BEGIN
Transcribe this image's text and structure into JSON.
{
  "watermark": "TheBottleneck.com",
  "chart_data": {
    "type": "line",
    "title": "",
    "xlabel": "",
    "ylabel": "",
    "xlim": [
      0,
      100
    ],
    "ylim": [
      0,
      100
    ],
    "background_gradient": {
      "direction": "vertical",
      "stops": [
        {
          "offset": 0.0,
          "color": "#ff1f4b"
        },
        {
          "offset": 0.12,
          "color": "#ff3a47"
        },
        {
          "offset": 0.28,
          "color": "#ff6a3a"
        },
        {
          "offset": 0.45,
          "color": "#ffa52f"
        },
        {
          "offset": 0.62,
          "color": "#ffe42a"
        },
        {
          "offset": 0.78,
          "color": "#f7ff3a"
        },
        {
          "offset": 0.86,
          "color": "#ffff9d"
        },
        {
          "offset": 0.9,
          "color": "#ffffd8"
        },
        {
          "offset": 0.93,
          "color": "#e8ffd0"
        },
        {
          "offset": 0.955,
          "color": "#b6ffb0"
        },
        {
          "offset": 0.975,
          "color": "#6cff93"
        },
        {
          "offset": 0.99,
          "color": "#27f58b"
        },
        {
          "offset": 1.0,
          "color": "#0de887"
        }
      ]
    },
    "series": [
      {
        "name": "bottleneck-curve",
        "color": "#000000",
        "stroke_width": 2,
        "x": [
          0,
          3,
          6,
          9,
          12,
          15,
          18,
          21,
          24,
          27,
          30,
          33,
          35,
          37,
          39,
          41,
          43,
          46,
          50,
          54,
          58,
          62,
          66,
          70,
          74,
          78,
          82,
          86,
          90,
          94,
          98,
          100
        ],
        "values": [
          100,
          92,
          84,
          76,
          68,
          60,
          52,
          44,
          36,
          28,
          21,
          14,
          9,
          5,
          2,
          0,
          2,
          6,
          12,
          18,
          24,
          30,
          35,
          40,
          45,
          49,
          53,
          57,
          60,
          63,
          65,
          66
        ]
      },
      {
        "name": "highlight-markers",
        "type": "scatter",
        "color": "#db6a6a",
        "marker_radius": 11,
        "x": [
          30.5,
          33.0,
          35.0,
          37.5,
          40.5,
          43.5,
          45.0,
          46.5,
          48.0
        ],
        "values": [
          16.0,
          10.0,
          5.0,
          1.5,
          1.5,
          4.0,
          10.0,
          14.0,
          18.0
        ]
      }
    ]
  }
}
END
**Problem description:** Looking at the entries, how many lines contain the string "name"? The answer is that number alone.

**Solution to this exercise:** 2